Dataset excerpts
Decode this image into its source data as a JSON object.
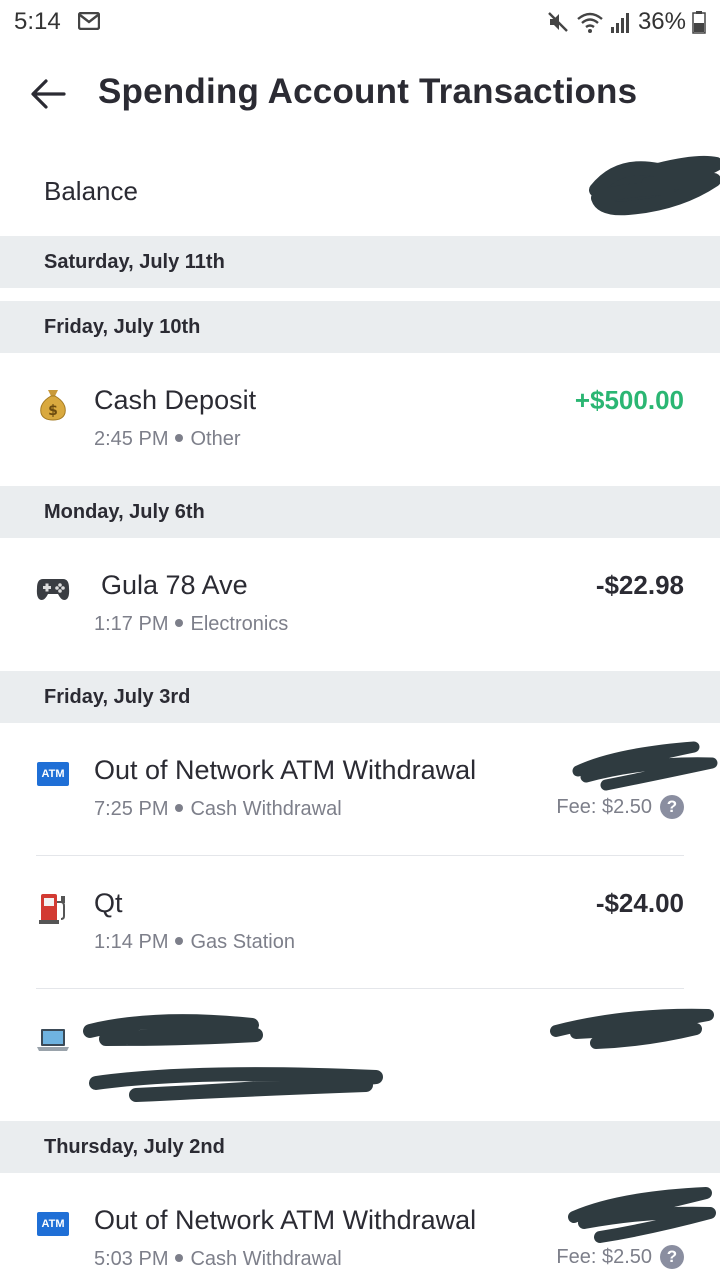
{
  "status_bar": {
    "time": "5:14",
    "battery": "36%",
    "icons": [
      "mail-icon",
      "mute-icon",
      "wifi-icon",
      "signal-icon",
      "battery-icon"
    ]
  },
  "header": {
    "title": "Spending Account Transactions",
    "back_icon": "arrow-left-icon"
  },
  "balance": {
    "label": "Balance"
  },
  "colors": {
    "positive": "#2bb673",
    "section_bg": "#eaedef",
    "text": "#2b2b33",
    "muted": "#7d7f8a",
    "atm_blue": "#1f6fd6"
  },
  "sections": [
    {
      "date": "Saturday, July 11th",
      "transactions": []
    },
    {
      "date": "Friday, July 10th",
      "transactions": [
        {
          "icon": "money-bag-icon",
          "name": "Cash Deposit",
          "time": "2:45 PM",
          "category": "Other",
          "amount": "+$500.00"
        }
      ]
    },
    {
      "date": "Monday, July 6th",
      "transactions": [
        {
          "icon": "game-controller-icon",
          "name": "Gula 78 Ave",
          "time": "1:17 PM",
          "category": "Electronics",
          "amount": "-$22.98"
        }
      ]
    },
    {
      "date": "Friday, July 3rd",
      "transactions": [
        {
          "icon": "atm-icon",
          "icon_text": "ATM",
          "name": "Out of Network ATM Withdrawal",
          "time": "7:25 PM",
          "category": "Cash Withdrawal",
          "fee": "Fee: $2.50"
        },
        {
          "icon": "fuel-pump-icon",
          "name": "Qt",
          "time": "1:14 PM",
          "category": "Gas Station",
          "amount": "-$24.00"
        },
        {
          "icon": "laptop-icon"
        }
      ]
    },
    {
      "date": "Thursday, July 2nd",
      "transactions": [
        {
          "icon": "atm-icon",
          "icon_text": "ATM",
          "name": "Out of Network ATM Withdrawal",
          "time": "5:03 PM",
          "category": "Cash Withdrawal",
          "fee": "Fee: $2.50"
        }
      ]
    }
  ],
  "help_glyph": "?"
}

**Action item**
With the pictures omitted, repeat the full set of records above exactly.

**Task response**
Decode this image into its source data as a JSON object.
{
  "status_bar": {
    "time": "5:14",
    "battery": "36%",
    "icons": [
      "mail-icon",
      "mute-icon",
      "wifi-icon",
      "signal-icon",
      "battery-icon"
    ]
  },
  "header": {
    "title": "Spending Account Transactions",
    "back_icon": "arrow-left-icon"
  },
  "balance": {
    "label": "Balance"
  },
  "colors": {
    "positive": "#2bb673",
    "section_bg": "#eaedef",
    "text": "#2b2b33",
    "muted": "#7d7f8a",
    "atm_blue": "#1f6fd6"
  },
  "sections": [
    {
      "date": "Saturday, July 11th",
      "transactions": []
    },
    {
      "date": "Friday, July 10th",
      "transactions": [
        {
          "icon": "money-bag-icon",
          "name": "Cash Deposit",
          "time": "2:45 PM",
          "category": "Other",
          "amount": "+$500.00"
        }
      ]
    },
    {
      "date": "Monday, July 6th",
      "transactions": [
        {
          "icon": "game-controller-icon",
          "name": "Gula 78 Ave",
          "time": "1:17 PM",
          "category": "Electronics",
          "amount": "-$22.98"
        }
      ]
    },
    {
      "date": "Friday, July 3rd",
      "transactions": [
        {
          "icon": "atm-icon",
          "icon_text": "ATM",
          "name": "Out of Network ATM Withdrawal",
          "time": "7:25 PM",
          "category": "Cash Withdrawal",
          "fee": "Fee: $2.50"
        },
        {
          "icon": "fuel-pump-icon",
          "name": "Qt",
          "time": "1:14 PM",
          "category": "Gas Station",
          "amount": "-$24.00"
        },
        {
          "icon": "laptop-icon"
        }
      ]
    },
    {
      "date": "Thursday, July 2nd",
      "transactions": [
        {
          "icon": "atm-icon",
          "icon_text": "ATM",
          "name": "Out of Network ATM Withdrawal",
          "time": "5:03 PM",
          "category": "Cash Withdrawal",
          "fee": "Fee: $2.50"
        }
      ]
    }
  ],
  "help_glyph": "?"
}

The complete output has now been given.